Conservation of a terracotta bust by Jean-Antoine Houdon

Terracotta bust of a child, reputedly Anne-Adélaïde Lignereux (approx. 1787) with marble and brass socle. Modelled by Jean-Antoine Houdon (1741-1828).

  • Full colour scanning of the bust by Jean-Antoine Houdon

    Full colour scanning of the bust by Jean-Antoine Houdon

  • Montage of damage to the headdress

    Montage of damage to the headdress

  • Modelling the wax fill on the 3D printed surrogate

    Modelling the wax fill on the 3D printed surrogate

  • Tinted plaster cast of lost area

    Tinted plaster cast of lost area

  • Fitting the new cast and building the colour

    Fitting the new cast and building the colour

  • Finishing touches by hand

    Finishing touches by hand

  • Montage of finished piece

    Montage of finished piece

The bust was missing a large portion of the top left area of its headdress, as well as smaller sections on the bow, back of the dress, and left shoulder, with several tiny chips on the neckline of the dress and hair.  The missing pieces were not provided with the bust.  In addition, there were several areas on the hair where a foreign material (possibly paint) was adhered to the surface of the terracotta.

As the terracotta was fragile and easily discoloured by handling, a decision was made to scan it and produce a 3D-printed plastic model, which could be used as a surrogate to sculpt the replacement sections required before adhering them to the original bust. In this way, the restoration could proceed with minimal handling and risk to the original object.

The larger replacement pieces were all modelled in wax, from which moulds were made, and the replacements cast in Crystacal R plaster, tinted with earth pigments to more closely match the colour of the terracotta.  Areas of these that would be in contact with the bust were coated with a 5% solution of Paraloid B72 adhesive, to reduce the movement of moisture between the plaster and the terracotta.  The replacement pieces were adhered to the original bust using Paraloid B72 adhesive, and any gaps between them and the edges of the terracotta filled accordingly and tinted with acrylic paints.  All the replacement pieces and fills were retouched with a mix of acrylic paints and restoration glaze to match the colour and patina of the original.

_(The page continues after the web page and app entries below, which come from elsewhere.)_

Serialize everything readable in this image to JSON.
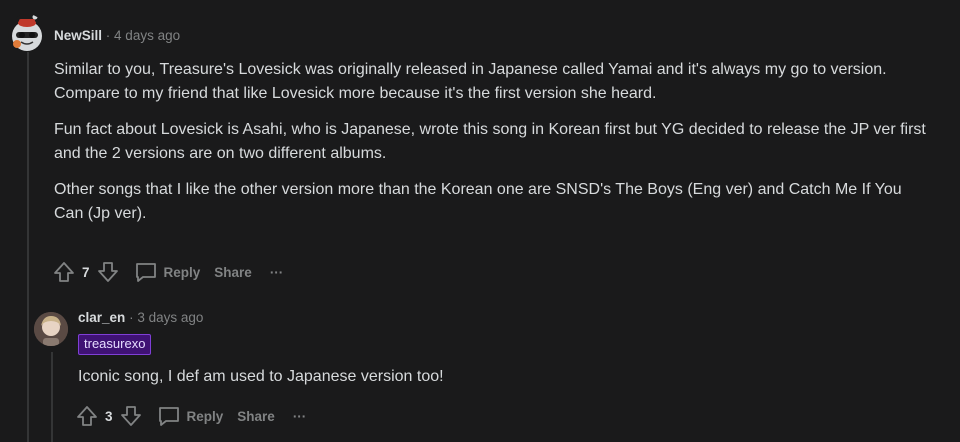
{
  "comment1": {
    "author": "NewSill",
    "separator": "·",
    "time": "4 days ago",
    "paragraphs": [
      "Similar to you, Treasure's Lovesick was originally released in Japanese called Yamai and it's always my go to version. Compare to my friend that like Lovesick more because it's the first version she heard.",
      "Fun fact about Lovesick is Asahi, who is Japanese, wrote this song in Korean first but YG decided to release the JP ver first and the 2 versions are on two different albums.",
      "Other songs that I like the other version more than the Korean one are SNSD's The Boys (Eng ver) and Catch Me If You Can (Jp ver)."
    ],
    "score": "7",
    "reply_label": "Reply",
    "share_label": "Share",
    "more_label": "···"
  },
  "comment2": {
    "author": "clar_en",
    "separator": "·",
    "time": "3 days ago",
    "flair": "treasurexo",
    "text": "Iconic song, I def am used to Japanese version too!",
    "score": "3",
    "reply_label": "Reply",
    "share_label": "Share",
    "more_label": "···"
  },
  "colors": {
    "background": "#1a1a1b",
    "text": "#d7dadc",
    "muted": "#818384",
    "flair_bg": "#3f1274"
  },
  "icons": [
    "snoo-avatar-icon",
    "user-avatar-icon",
    "upvote-icon",
    "downvote-icon",
    "comment-bubble-icon",
    "more-options-icon"
  ]
}
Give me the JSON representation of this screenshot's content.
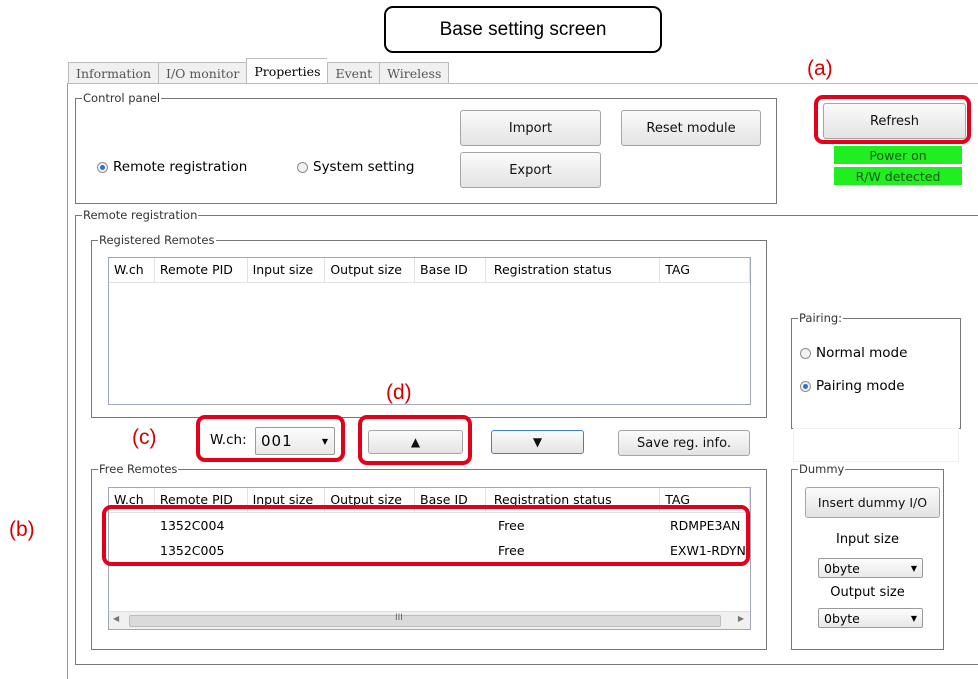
{
  "callout_title": "Base setting screen",
  "annotations": {
    "a": "(a)",
    "b": "(b)",
    "c": "(c)",
    "d": "(d)"
  },
  "tabs": [
    {
      "label": "Information",
      "active": false
    },
    {
      "label": "I/O monitor",
      "active": false
    },
    {
      "label": "Properties",
      "active": true
    },
    {
      "label": "Event",
      "active": false
    },
    {
      "label": "Wireless",
      "active": false
    }
  ],
  "control_panel": {
    "title": "Control panel",
    "radio_remote": "Remote registration",
    "radio_system": "System setting",
    "selected": "Remote registration",
    "import_label": "Import",
    "export_label": "Export",
    "reset_label": "Reset module"
  },
  "refresh_label": "Refresh",
  "status": {
    "power": "Power on",
    "rw": "R/W detected",
    "color": "#20ee20"
  },
  "remote_registration": {
    "title": "Remote registration",
    "registered": {
      "title": "Registered Remotes",
      "columns": [
        "W.ch",
        "Remote PID",
        "Input size",
        "Output size",
        "Base ID",
        "Registration status",
        "TAG"
      ]
    },
    "wch_label": "W.ch:",
    "wch_value": "001",
    "up_label": "▲",
    "down_label": "▼",
    "save_label": "Save reg. info.",
    "free": {
      "title": "Free Remotes",
      "columns": [
        "W.ch",
        "Remote PID",
        "Input size",
        "Output size",
        "Base ID",
        "Registration status",
        "TAG"
      ],
      "rows": [
        {
          "pid": "1352C004",
          "status": "Free",
          "tag": "RDMPE3AN"
        },
        {
          "pid": "1352C005",
          "status": "Free",
          "tag": "EXW1-RDYN"
        }
      ],
      "scroll_grip": "III"
    }
  },
  "pairing": {
    "title": "Pairing:",
    "normal": "Normal mode",
    "pairing": "Pairing mode",
    "selected": "Pairing mode"
  },
  "dummy": {
    "title": "Dummy",
    "insert_label": "Insert dummy I/O",
    "input_label": "Input size",
    "input_value": "0byte",
    "output_label": "Output size",
    "output_value": "0byte"
  },
  "accent_color": "#e4001b"
}
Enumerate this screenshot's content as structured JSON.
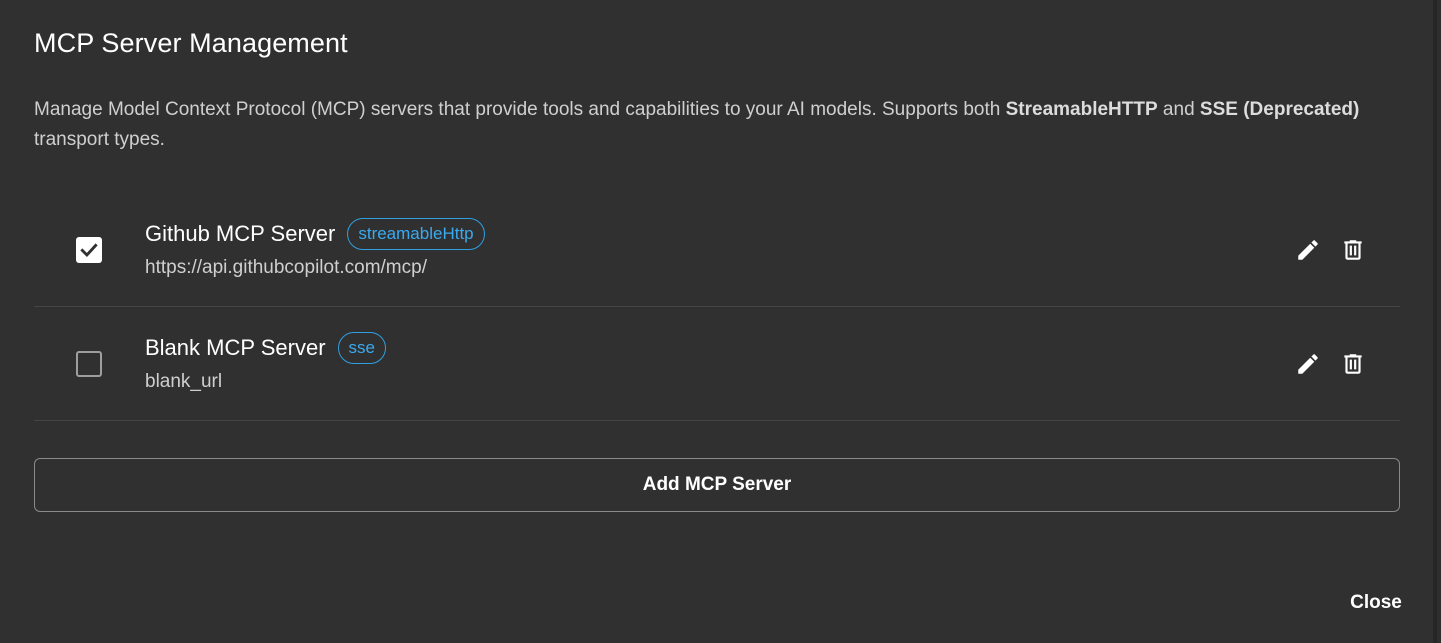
{
  "dialog": {
    "title": "MCP Server Management",
    "description_parts": {
      "before": "Manage Model Context Protocol (MCP) servers that provide tools and capabilities to your AI models. Supports both ",
      "bold1": "StreamableHTTP",
      "middle": " and ",
      "bold2": "SSE (Deprecated)",
      "after": " transport types."
    }
  },
  "servers": [
    {
      "name": "Github MCP Server",
      "transport": "streamableHttp",
      "url": "https://api.githubcopilot.com/mcp/",
      "enabled": true
    },
    {
      "name": "Blank MCP Server",
      "transport": "sse",
      "url": "blank_url",
      "enabled": false
    }
  ],
  "icons": {
    "edit": "pencil-icon",
    "delete": "trash-icon",
    "checked": "check-icon"
  },
  "colors": {
    "background": "#303030",
    "badge": "#3aaaf0",
    "divider": "#454545"
  },
  "actions": {
    "add_label": "Add MCP Server",
    "close_label": "Close"
  }
}
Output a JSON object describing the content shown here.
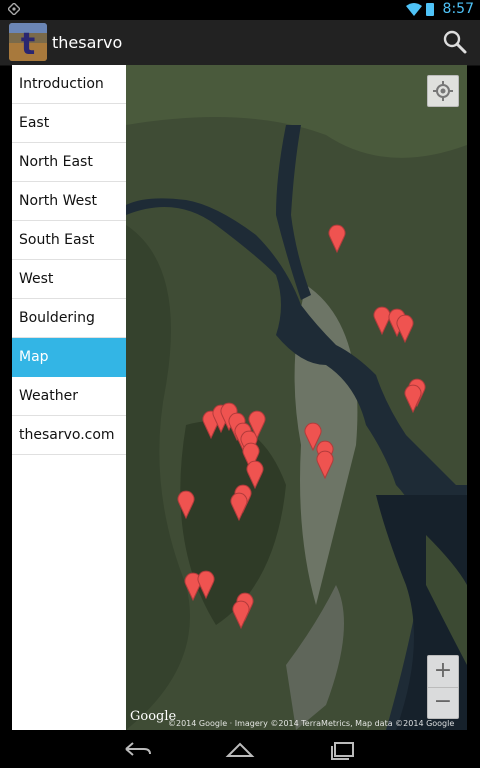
{
  "status": {
    "time": "8:57"
  },
  "app": {
    "title": "thesarvo",
    "icon_letter": "t"
  },
  "nav": {
    "items": [
      {
        "label": "Introduction"
      },
      {
        "label": "East"
      },
      {
        "label": "North East"
      },
      {
        "label": "North West"
      },
      {
        "label": "South East"
      },
      {
        "label": "West"
      },
      {
        "label": "Bouldering"
      },
      {
        "label": "Map",
        "active": true
      },
      {
        "label": "Weather"
      },
      {
        "label": "thesarvo.com"
      }
    ]
  },
  "map": {
    "logo": "Google",
    "attribution": "©2014 Google · Imagery ©2014 TerraMetrics, Map data ©2014 Google",
    "marker_color": "#ef5350",
    "zoom_in": "+",
    "zoom_out": "−"
  },
  "colors": {
    "accent": "#33b5e5",
    "action_bar": "#222222"
  }
}
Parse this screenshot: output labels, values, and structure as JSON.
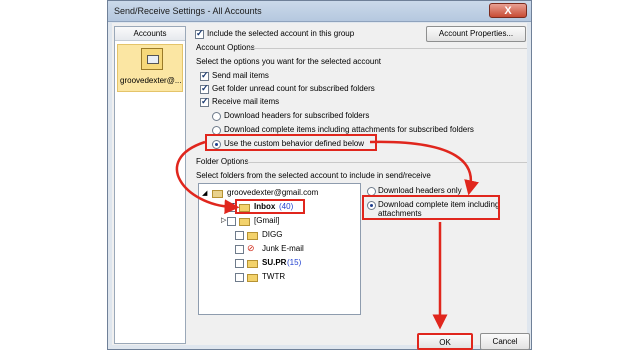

The majority of the foreign material adhered to the surface of the terracotta around the hair was removed manually using a scalpel under magnification, and any remaining residues were removed with Groomstick dry-cleaning putty.